Without using more Math, is it possible to drill deeper? Increase aggregation.

They say: Exercises 2.9, 2.11 compare a bar chart to a pie chart, Exercise 2.12 looks at the bar graph vs a Pareto chart and a dot plot vs a stem-and-leaf plot, Exercises 2.16, 20.18 prompt the reader to apply both the dot plot and a histogram. Exercise 2.21 tries to convince the reader that in some situations the stem-and-leaf plot is better than either the dot plot or histogram. Exercise 2.22 calls for the same comparison. Exercise 2.24 says: Repeat the preceding exercise for ...(bla-bla-bla) (Everywhere the references are to Agresti and Franklin).

I say: Championships in mental calculation are held in the categories: addition, multiplication, extracting roots and calendar calculation. No doubt, the world champions achieve outstanding results, but is any of them an outstanding mathematician? Arithmetic is a boundless ocean of elementary information. It is possible to demonstrate wonders at this level but never make contributions Ramanujan did (he was also a good calculator).

Shallow questions + Too many repetitions = Boredom

Your word is gold, use it sparingly. Students treat a simple exercise as another disturbing sound from the street traffic. Without using more Math, it's possible to raise the level by increasing aggregation. Ask deeper questions about several different notions in the same problem, forcing the students to correlate.

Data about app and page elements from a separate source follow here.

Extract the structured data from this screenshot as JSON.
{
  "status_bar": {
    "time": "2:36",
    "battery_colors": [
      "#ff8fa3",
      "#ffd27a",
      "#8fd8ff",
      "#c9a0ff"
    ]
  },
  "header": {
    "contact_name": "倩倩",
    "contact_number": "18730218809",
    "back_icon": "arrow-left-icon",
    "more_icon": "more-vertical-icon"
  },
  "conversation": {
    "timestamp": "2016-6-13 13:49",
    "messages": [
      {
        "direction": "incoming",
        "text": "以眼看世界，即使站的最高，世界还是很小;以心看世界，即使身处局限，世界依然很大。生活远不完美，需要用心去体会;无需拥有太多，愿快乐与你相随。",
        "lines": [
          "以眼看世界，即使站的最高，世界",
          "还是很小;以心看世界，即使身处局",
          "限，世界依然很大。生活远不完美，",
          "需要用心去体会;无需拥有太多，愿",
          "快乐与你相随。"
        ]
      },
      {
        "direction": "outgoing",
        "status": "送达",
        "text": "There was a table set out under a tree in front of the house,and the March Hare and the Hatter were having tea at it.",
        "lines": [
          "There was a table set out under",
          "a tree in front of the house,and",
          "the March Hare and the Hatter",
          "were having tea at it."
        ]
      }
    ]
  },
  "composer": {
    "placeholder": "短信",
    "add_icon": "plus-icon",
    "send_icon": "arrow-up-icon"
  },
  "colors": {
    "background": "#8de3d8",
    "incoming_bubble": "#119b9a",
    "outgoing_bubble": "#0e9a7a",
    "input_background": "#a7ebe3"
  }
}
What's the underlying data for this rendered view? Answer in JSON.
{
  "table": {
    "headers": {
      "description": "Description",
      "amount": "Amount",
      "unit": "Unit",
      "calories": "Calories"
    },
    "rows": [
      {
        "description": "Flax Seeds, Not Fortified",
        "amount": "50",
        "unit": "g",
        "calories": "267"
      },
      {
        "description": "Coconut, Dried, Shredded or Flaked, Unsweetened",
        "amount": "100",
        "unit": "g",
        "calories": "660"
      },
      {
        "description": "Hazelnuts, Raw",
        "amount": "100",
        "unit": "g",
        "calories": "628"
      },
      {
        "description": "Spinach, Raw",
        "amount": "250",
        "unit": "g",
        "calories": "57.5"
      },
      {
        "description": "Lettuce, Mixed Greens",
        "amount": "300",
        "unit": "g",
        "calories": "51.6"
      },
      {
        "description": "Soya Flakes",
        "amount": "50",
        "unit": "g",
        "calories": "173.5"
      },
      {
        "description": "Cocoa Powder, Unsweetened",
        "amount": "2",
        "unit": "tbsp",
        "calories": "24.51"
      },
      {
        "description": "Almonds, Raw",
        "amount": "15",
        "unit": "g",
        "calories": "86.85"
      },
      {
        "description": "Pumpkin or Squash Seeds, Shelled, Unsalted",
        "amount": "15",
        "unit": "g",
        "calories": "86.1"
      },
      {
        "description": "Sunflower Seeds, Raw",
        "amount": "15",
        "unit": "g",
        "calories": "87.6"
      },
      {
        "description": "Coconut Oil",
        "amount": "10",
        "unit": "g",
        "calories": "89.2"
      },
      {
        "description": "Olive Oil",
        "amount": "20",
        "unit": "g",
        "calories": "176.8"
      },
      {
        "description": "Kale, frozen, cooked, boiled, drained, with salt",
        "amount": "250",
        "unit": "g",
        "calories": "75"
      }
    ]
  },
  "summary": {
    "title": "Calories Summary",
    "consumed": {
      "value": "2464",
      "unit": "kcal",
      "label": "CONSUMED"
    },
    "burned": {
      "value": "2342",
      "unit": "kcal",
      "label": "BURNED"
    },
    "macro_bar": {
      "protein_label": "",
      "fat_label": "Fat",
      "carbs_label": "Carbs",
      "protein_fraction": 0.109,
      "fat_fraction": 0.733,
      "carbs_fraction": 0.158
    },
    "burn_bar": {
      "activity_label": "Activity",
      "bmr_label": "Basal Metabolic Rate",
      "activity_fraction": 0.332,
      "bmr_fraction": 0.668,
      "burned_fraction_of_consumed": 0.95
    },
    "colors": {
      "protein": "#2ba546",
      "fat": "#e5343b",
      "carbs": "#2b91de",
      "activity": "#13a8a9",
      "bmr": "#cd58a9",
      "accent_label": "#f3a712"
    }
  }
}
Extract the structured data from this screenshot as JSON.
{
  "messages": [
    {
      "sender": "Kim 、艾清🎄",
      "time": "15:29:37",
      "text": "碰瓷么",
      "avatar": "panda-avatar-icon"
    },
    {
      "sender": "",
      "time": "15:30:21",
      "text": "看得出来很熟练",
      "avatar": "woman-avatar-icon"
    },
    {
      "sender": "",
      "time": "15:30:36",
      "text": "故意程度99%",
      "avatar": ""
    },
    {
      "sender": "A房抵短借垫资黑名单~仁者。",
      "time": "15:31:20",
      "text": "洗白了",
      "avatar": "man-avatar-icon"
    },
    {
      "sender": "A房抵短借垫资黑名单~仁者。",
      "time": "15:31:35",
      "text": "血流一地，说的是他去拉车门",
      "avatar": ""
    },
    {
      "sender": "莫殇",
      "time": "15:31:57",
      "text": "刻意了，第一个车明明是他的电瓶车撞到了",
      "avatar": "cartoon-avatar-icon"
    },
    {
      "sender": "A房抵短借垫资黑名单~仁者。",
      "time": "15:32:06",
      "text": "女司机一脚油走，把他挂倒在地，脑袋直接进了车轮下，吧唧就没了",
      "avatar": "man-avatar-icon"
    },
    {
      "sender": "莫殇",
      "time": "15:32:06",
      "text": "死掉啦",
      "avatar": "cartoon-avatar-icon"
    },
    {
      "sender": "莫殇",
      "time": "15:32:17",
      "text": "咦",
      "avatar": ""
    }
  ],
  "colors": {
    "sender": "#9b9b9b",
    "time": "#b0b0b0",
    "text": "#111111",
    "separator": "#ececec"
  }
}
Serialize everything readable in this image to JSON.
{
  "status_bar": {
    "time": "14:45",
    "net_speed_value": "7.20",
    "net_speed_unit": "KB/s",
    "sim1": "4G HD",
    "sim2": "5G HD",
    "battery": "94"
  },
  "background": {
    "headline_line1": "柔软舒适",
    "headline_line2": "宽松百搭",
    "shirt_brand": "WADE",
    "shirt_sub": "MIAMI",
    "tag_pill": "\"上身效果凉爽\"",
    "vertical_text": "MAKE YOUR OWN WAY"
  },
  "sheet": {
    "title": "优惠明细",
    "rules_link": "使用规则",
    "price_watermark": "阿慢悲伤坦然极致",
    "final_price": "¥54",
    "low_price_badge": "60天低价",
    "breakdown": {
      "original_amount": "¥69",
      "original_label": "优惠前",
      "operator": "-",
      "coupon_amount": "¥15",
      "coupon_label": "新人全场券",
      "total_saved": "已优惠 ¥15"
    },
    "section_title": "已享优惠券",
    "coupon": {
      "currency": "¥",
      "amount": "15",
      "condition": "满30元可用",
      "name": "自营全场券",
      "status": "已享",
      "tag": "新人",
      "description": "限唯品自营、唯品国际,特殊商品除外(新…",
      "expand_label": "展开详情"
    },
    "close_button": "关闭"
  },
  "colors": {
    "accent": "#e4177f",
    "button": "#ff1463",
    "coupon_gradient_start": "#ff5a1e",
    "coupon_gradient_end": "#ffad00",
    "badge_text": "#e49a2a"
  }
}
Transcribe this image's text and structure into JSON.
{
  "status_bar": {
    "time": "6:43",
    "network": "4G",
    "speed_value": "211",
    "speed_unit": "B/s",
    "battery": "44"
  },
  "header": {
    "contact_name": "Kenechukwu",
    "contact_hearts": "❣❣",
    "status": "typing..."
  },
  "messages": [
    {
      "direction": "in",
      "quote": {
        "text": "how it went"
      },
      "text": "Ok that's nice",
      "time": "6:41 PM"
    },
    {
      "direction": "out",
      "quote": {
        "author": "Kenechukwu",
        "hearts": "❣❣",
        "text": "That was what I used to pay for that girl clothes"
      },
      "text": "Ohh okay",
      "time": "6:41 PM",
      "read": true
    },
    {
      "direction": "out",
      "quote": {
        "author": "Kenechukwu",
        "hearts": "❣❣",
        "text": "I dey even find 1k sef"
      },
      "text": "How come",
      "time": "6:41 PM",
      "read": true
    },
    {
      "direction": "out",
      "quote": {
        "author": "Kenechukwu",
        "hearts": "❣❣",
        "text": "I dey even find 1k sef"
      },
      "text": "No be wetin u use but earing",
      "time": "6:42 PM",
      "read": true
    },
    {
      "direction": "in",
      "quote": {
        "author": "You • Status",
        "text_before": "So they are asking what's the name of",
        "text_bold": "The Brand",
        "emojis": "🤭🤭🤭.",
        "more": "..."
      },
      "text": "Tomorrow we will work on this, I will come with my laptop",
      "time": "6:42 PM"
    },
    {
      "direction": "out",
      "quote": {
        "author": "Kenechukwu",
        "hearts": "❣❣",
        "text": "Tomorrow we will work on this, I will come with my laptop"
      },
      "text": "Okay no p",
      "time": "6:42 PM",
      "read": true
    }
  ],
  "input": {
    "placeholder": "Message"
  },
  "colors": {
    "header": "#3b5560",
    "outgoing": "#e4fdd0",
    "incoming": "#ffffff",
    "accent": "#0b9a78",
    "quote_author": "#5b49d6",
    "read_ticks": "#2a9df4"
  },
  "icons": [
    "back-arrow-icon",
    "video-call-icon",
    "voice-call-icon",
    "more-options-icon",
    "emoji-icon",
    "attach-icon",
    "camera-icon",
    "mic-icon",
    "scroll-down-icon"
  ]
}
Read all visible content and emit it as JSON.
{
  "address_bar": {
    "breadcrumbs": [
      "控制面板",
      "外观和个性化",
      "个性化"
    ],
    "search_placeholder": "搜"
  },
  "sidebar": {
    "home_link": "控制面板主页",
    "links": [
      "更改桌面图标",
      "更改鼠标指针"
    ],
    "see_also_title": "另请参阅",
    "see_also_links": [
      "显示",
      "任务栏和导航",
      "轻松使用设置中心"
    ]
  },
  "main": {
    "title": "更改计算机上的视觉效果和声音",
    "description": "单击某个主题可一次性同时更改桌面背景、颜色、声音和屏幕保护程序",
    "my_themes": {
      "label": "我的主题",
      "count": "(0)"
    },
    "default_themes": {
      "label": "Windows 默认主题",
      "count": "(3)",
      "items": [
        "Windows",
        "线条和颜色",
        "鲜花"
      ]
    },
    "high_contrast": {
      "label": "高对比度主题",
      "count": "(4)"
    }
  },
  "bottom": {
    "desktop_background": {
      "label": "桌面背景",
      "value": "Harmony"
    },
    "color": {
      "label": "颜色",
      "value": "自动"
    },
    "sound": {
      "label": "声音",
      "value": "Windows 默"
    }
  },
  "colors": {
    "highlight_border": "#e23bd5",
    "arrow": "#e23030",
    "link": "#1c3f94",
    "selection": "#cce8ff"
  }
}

Here is an example:

Figure 1

Can you approximately indicate the mean of the variable in a histrogram (Figure 1)?

Figure 2

If that figure were a Pareto diagram of type Figure 2, would you be able to indicate the mean?

Figure 3

Where would you place approximately the mean on a time series plot in Figure 3?

[…] Histogram versus time series plot - comparing them lets you understand what they are. The main idea is this: to define a plot, you have to say what you put on the vertical axis and what - on the horizontal axis. Many AP Statistics texts do not follow this definition format. As a result, students can only recognize a chart but cannot give its definition. This creates problems when a student need to answer a more substantive question. […]

[…] Histogram versus time series plot - comparing them lets you understand what they are. The main idea is this: to define a plot, you have to say what you put on the vertical axis and what - on the horizontal axis. Many AP Statistics texts do not follow this definition format. As a result, students can only recognize a chart but cannot give its definition. This creates problems when a student need to answer a more substantive question. […]